* Task goal
Once the pictures are set aside, copy the records below exactly as they stand.

Data about app and page elements:

-*-

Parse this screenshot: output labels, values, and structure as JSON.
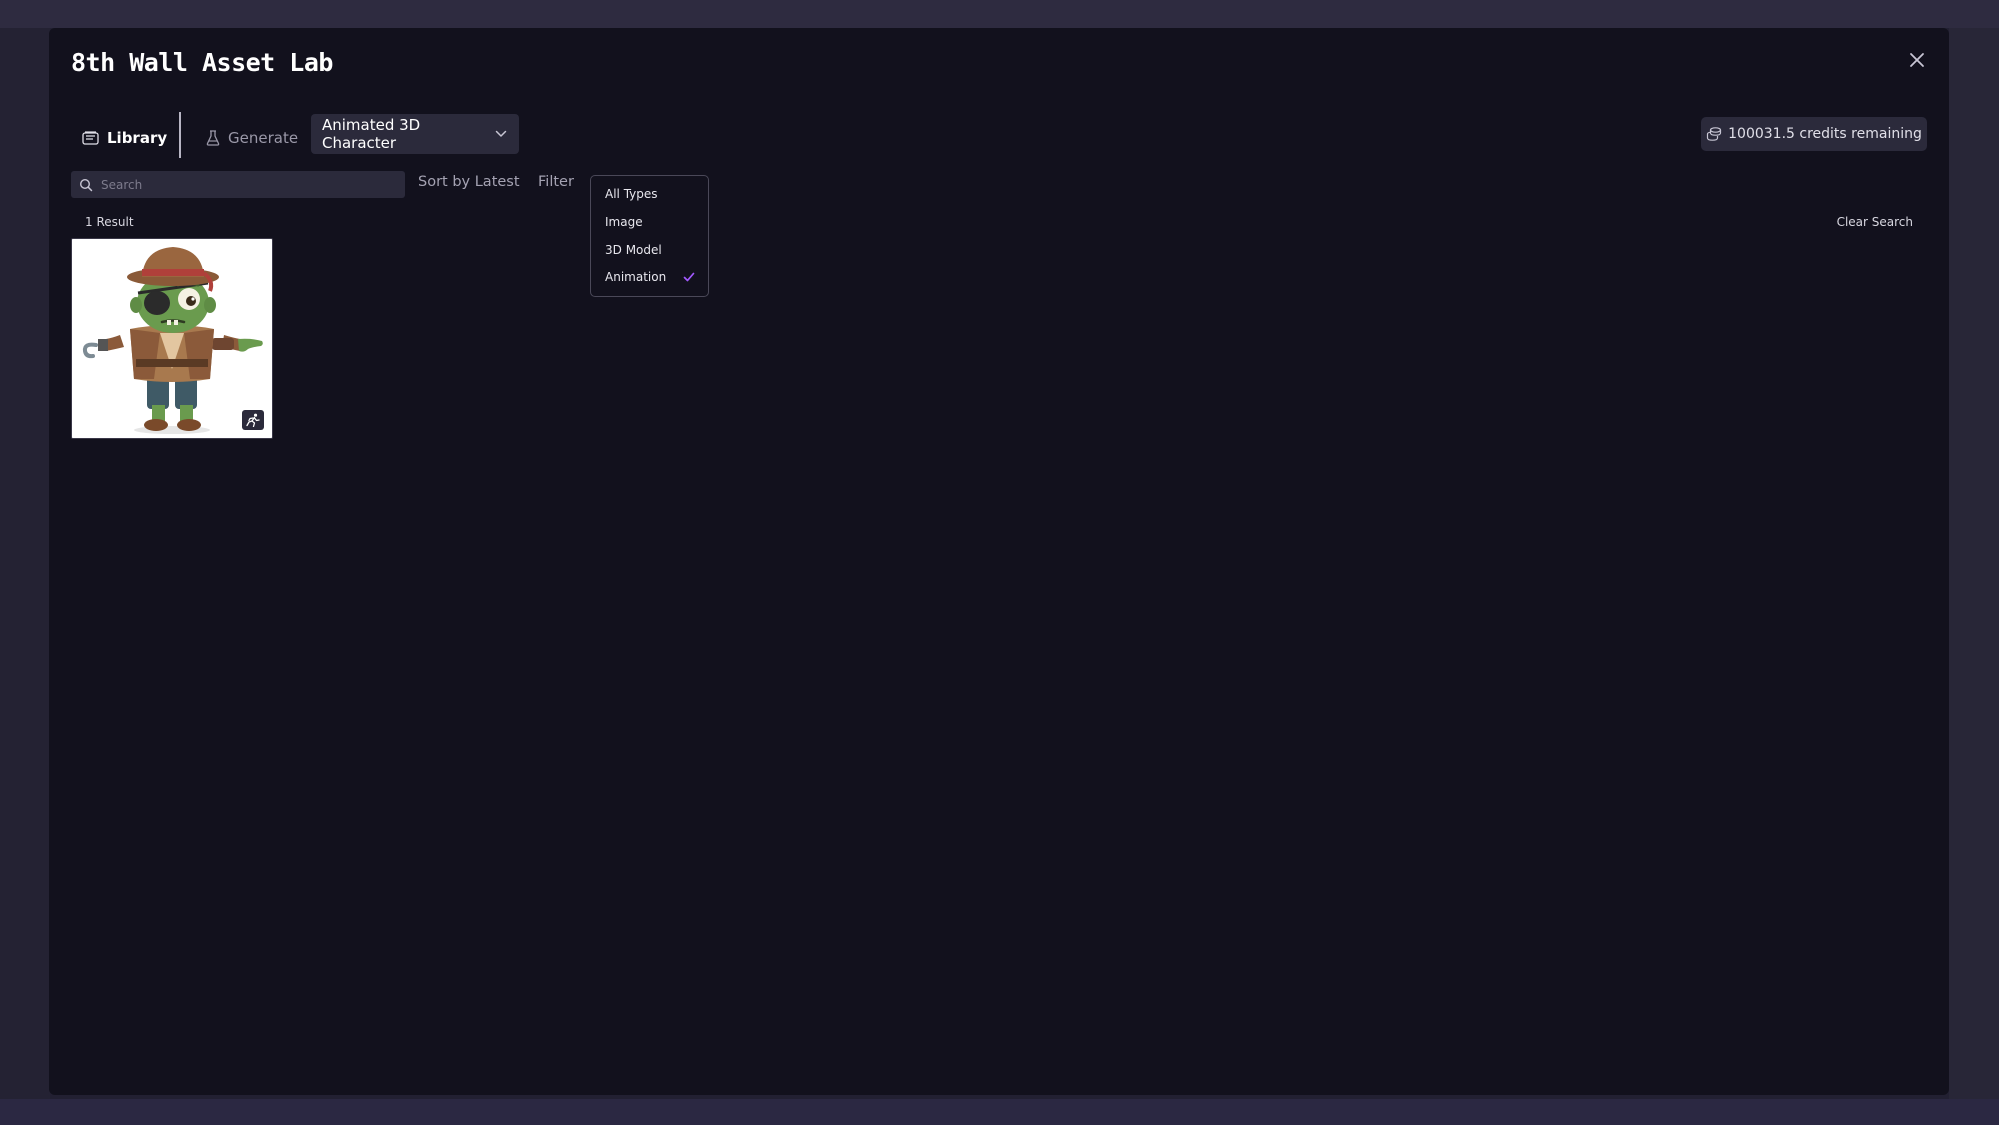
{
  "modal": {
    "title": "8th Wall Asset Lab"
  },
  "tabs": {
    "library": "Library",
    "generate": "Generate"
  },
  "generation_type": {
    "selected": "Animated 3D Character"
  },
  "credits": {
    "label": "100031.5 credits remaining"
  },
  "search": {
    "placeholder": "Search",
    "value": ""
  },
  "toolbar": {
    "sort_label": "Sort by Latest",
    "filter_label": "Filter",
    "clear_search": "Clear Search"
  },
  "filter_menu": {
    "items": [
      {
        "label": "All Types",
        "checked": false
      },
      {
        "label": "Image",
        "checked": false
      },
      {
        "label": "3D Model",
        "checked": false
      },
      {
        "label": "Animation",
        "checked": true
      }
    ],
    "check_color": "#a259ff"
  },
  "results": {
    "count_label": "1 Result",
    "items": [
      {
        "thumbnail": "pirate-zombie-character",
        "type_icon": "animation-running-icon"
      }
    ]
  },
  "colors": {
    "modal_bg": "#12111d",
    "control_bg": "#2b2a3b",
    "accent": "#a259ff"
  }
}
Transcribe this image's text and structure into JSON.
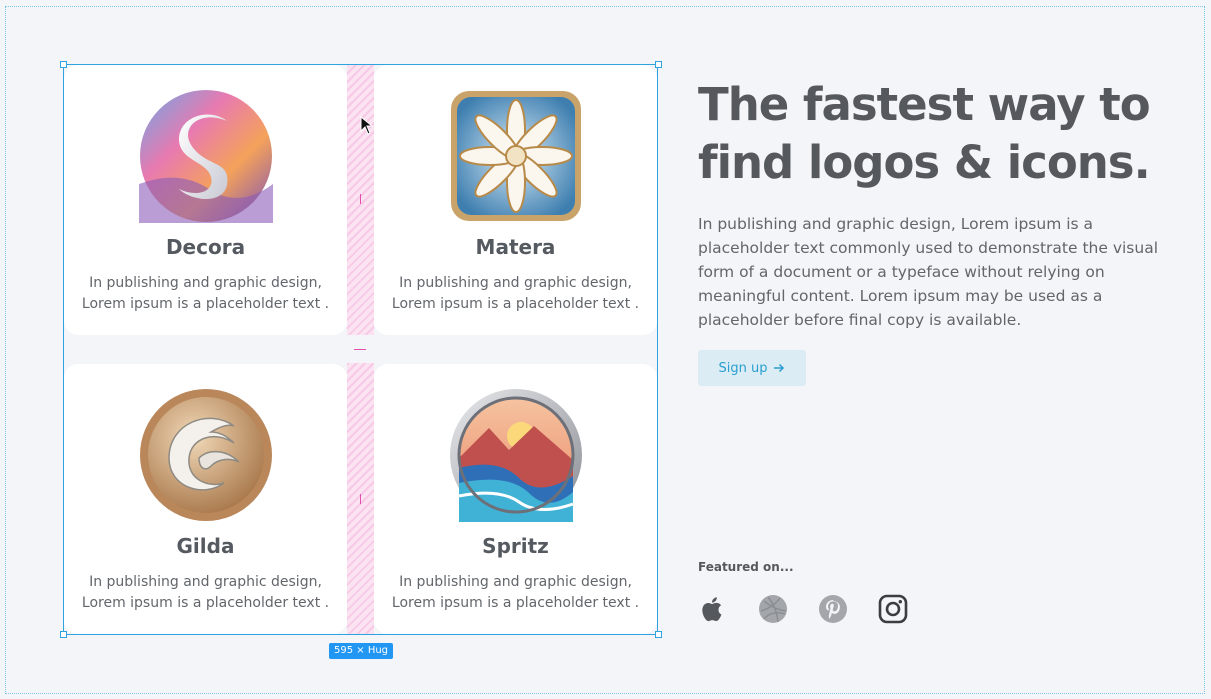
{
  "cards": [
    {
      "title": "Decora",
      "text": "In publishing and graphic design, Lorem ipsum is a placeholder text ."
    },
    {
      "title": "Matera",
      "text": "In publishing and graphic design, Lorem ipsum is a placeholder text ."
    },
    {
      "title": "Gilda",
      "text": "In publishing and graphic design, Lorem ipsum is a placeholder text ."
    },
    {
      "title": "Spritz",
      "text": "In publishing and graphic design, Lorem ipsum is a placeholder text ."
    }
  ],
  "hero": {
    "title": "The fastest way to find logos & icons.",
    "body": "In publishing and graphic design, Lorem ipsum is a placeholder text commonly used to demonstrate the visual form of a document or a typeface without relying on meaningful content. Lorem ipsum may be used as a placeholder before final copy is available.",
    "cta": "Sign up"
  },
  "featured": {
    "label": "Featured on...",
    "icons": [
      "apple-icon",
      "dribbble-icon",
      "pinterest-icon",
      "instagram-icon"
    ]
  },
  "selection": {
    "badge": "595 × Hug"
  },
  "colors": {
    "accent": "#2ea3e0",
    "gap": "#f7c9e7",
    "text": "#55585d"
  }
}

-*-

* Output of the exercise
Parse this screenshot: output labels, values, and structure as JSON.
{
  "modal": {
    "title": "8th Wall Asset Lab"
  },
  "tabs": {
    "library": "Library",
    "generate": "Generate"
  },
  "generation_type": {
    "selected": "Animated 3D Character"
  },
  "credits": {
    "label": "100031.5 credits remaining"
  },
  "search": {
    "placeholder": "Search",
    "value": ""
  },
  "toolbar": {
    "sort_label": "Sort by Latest",
    "filter_label": "Filter",
    "clear_search": "Clear Search"
  },
  "filter_menu": {
    "items": [
      {
        "label": "All Types",
        "checked": false
      },
      {
        "label": "Image",
        "checked": false
      },
      {
        "label": "3D Model",
        "checked": false
      },
      {
        "label": "Animation",
        "checked": true
      }
    ],
    "check_color": "#a259ff"
  },
  "results": {
    "count_label": "1 Result",
    "items": [
      {
        "thumbnail": "pirate-zombie-character",
        "type_icon": "animation-running-icon"
      }
    ]
  },
  "colors": {
    "modal_bg": "#12111d",
    "control_bg": "#2b2a3b",
    "accent": "#a259ff"
  }
}
Transcribe this image's text and structure into JSON.
{
  "cards": [
    {
      "title": "Decora",
      "text": "In publishing and graphic design, Lorem ipsum is a placeholder text ."
    },
    {
      "title": "Matera",
      "text": "In publishing and graphic design, Lorem ipsum is a placeholder text ."
    },
    {
      "title": "Gilda",
      "text": "In publishing and graphic design, Lorem ipsum is a placeholder text ."
    },
    {
      "title": "Spritz",
      "text": "In publishing and graphic design, Lorem ipsum is a placeholder text ."
    }
  ],
  "hero": {
    "title": "The fastest way to find logos & icons.",
    "body": "In publishing and graphic design, Lorem ipsum is a placeholder text commonly used to demonstrate the visual form of a document or a typeface without relying on meaningful content. Lorem ipsum may be used as a placeholder before final copy is available.",
    "cta": "Sign up"
  },
  "featured": {
    "label": "Featured on...",
    "icons": [
      "apple-icon",
      "dribbble-icon",
      "pinterest-icon",
      "instagram-icon"
    ]
  },
  "selection": {
    "badge": "595 × Hug"
  },
  "colors": {
    "accent": "#2ea3e0",
    "gap": "#f7c9e7",
    "text": "#55585d"
  }
}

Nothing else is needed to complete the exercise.